GI4006 Global Politics, Economy and Society Core 30        
GI4007 Peace, Conflict and Diplomacy since 1945 Core 30        
GI4008 Politics and Government Core 30        
OL0000 Open Language Programme Module Option 15 NORTH SPR NA  

Stage 2 Level 05 September start Offered

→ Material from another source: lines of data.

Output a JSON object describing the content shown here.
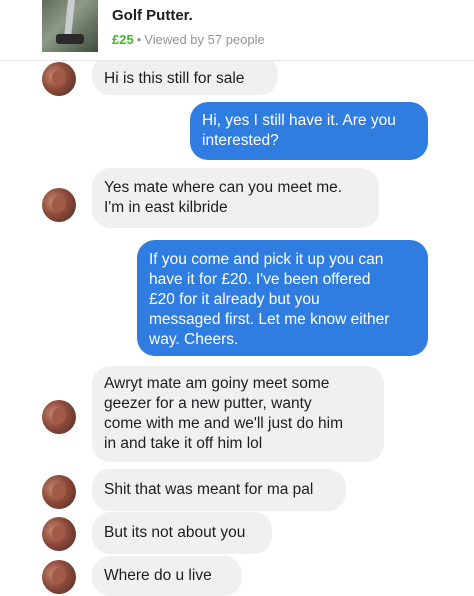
{
  "listing": {
    "title": "Golf Putter.",
    "price": "£25",
    "separator": "•",
    "views": "Viewed by 57 people"
  },
  "messages": [
    {
      "from": "buyer",
      "text": "Hi is this still for sale"
    },
    {
      "from": "seller",
      "text": "Hi, yes I still have it. Are you\ninterested?"
    },
    {
      "from": "buyer",
      "text": "Yes mate where can you meet me.\nI'm in east kilbride"
    },
    {
      "from": "seller",
      "text": "If you come and pick it up you can\nhave it for £20. I've been offered\n£20 for it already but you\nmessaged first. Let me know either\nway. Cheers."
    },
    {
      "from": "buyer",
      "text": "Awryt mate am goiny meet some\ngeezer for a new putter, wanty\ncome with me and we'll just do him\nin and take it off him lol"
    },
    {
      "from": "buyer",
      "text": "Shit that was meant for ma pal"
    },
    {
      "from": "buyer",
      "text": "But its not about you"
    },
    {
      "from": "buyer",
      "text": "Where do u live"
    }
  ],
  "colors": {
    "outgoing_bubble": "#2f7de1",
    "incoming_bubble": "#f1f0f0",
    "price": "#42b72a"
  }
}
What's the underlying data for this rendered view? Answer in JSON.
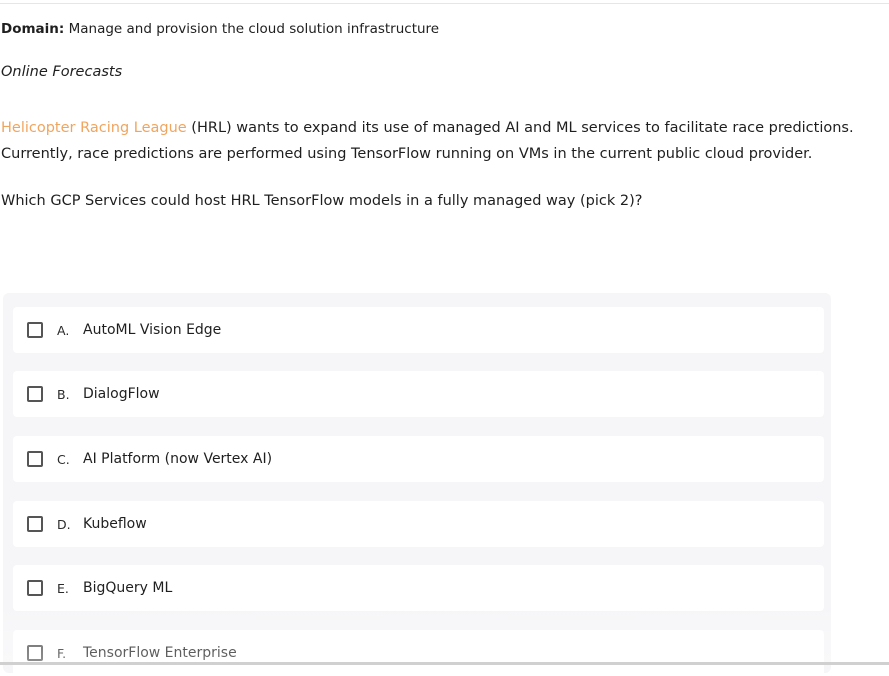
{
  "header": {
    "domain_label": "Domain:",
    "domain_value": "Manage and provision the cloud solution infrastructure"
  },
  "case_study": {
    "title": "Online Forecasts",
    "company_link": "Helicopter Racing League",
    "line1_rest": " (HRL) wants to expand its use of managed AI and ML services to facilitate race predictions.",
    "line2": "Currently, race predictions are performed using TensorFlow running on VMs in the current public cloud provider.",
    "company_link_color": "#f0a55e"
  },
  "question": {
    "text": "Which GCP Services could host HRL TensorFlow models in a fully managed way (pick 2)?"
  },
  "options": [
    {
      "letter": "A.",
      "text": "AutoML Vision Edge",
      "checked": false
    },
    {
      "letter": "B.",
      "text": "DialogFlow",
      "checked": false
    },
    {
      "letter": "C.",
      "text": "AI Platform (now Vertex AI)",
      "checked": false
    },
    {
      "letter": "D.",
      "text": "Kubeflow",
      "checked": false
    },
    {
      "letter": "E.",
      "text": "BigQuery ML",
      "checked": false
    },
    {
      "letter": "F.",
      "text": "TensorFlow Enterprise",
      "checked": false
    }
  ]
}
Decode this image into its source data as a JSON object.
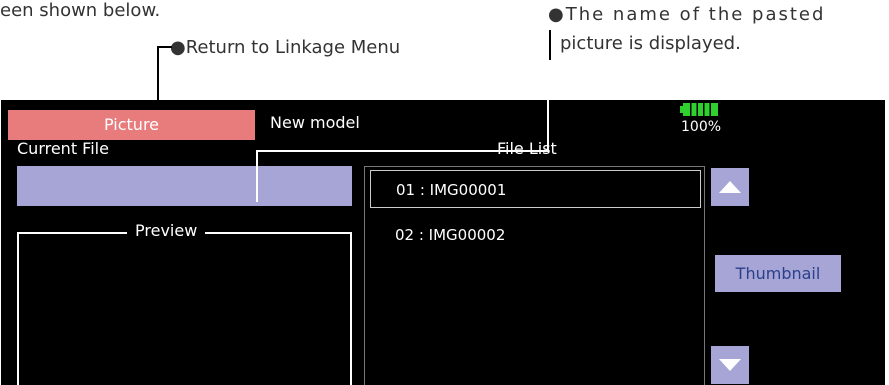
{
  "header_text": "een shown below.",
  "annotations": {
    "return_to_linkage": "Return to Linkage Menu",
    "pasted_picture_line1": "The name of the pasted",
    "pasted_picture_line2": "picture is displayed."
  },
  "screen": {
    "tab_label": "Picture",
    "model_name": "New model",
    "battery_percent": "100%",
    "battery_level": 1.0,
    "current_file_label": "Current File",
    "current_file_value": "",
    "preview_label": "Preview",
    "file_list_label": "File List",
    "files": [
      {
        "label": "01 : IMG00001",
        "selected": true
      },
      {
        "label": "02 : IMG00002",
        "selected": false
      }
    ],
    "thumbnail_button": "Thumbnail",
    "colors": {
      "tab_active": "#e87b7b",
      "field_fill": "#a6a5d6",
      "battery_green": "#2fd12f"
    }
  }
}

Code Module title Info Type Credits Location Period Day Time
GI5005 Approaches to International Relations and Forei... Core 30 NORTH AUT+SPR TUE PM
GI5009 Political Theory Core 30 NORTH AUT+SPR THU PM
GI5069 Governance and Public Policy Core 15 NORTH AUT MON PM
GI5070 Comparative Politics Core 15 NORTH SPR MON PM
GI5W50 Politics and International Relations: Work-Base... Alt Core 15        
MN5W50 Creating a Winning Business 1 Alt Core 15 NORTH AUT WED AM
          NORTH AUT WED PM
          NORTH AUT THU AM
          NORTH AUT THU PM
          NORTH AUT FRI AM
          NORTH AUT FRI PM
          NORTH SPR WED AM
          NORTH SPR WED PM
          NORTH SPR THU AM
          NORTH SPR THU AM
          NORTH SPR FRI AM
          NORTH SPR FRI PM
GI5060 American Foreign Policy Option 15        
GI5062 Media and Culture Option 15 NORTH AUT TUE AM
GI5063 Politics of the Middle East Option 15 NORTH AUT TUE AM
GI5064 The Politics of the European Union Option 15 NORTH SPR THU AM
GI5065 Shifting Global Power in the 21st Century Option 15 NORTH AUT WED AM
GI5066 Strategy in the Contemporary World Option 15 NORTH SPR WED AM
GI5067 Contemporary US Politics Option 15 NORTH AUT THU AM
XK0000 Extension of Knowledge Module Option 15 NORTH SPR NA  
          NORTH AUT NA  

Stage 3 Level 06 September start Offered

Code Module title Info Type Credits Location Period Day Time
GI6005 International Security in an Era of Globalisation Core 30 NORTH AUT+SPR TUE AM
GI6009 The Politics of Modern States Core 30 NORTH AUT+SPR THU AM
GI5W50 Politics and International Relations: Work-Base... Alt Core 15        
GI6P01 Project 1 Year Alt Core 30 NORTH AUT+SPR MON PM
GI6P51 Project 1 Semester Alt Core 15 NORTH SPR MON PM
          NORTH AUT MON PM
GI6W01 Placement 1 Year Alt Core 30 NORTH AUT+SPR TUE PM
MN6W50 Creating a Winning Business 2 Alt Core 15        
GI6007 Public Diplomacy and Global Communication Option 30 NORTH AUT+SPR MON PM
GI6061 Modern British Politics Option 15        
GI6064 African Politics Option 15 NORTH SPR TUE PM
GI6065 Latin American Politics Option 15 NORTH AUT TUE PM
GI6066 Action and Identity: Gender and Political Parti... Option 15 NORTH SPR WED PM
GI6067 Human Rights and International Conflict Option 15        
XK0000 Extension of Knowledge Module Option 15 NORTH SPR NA  
          NORTH AUT NA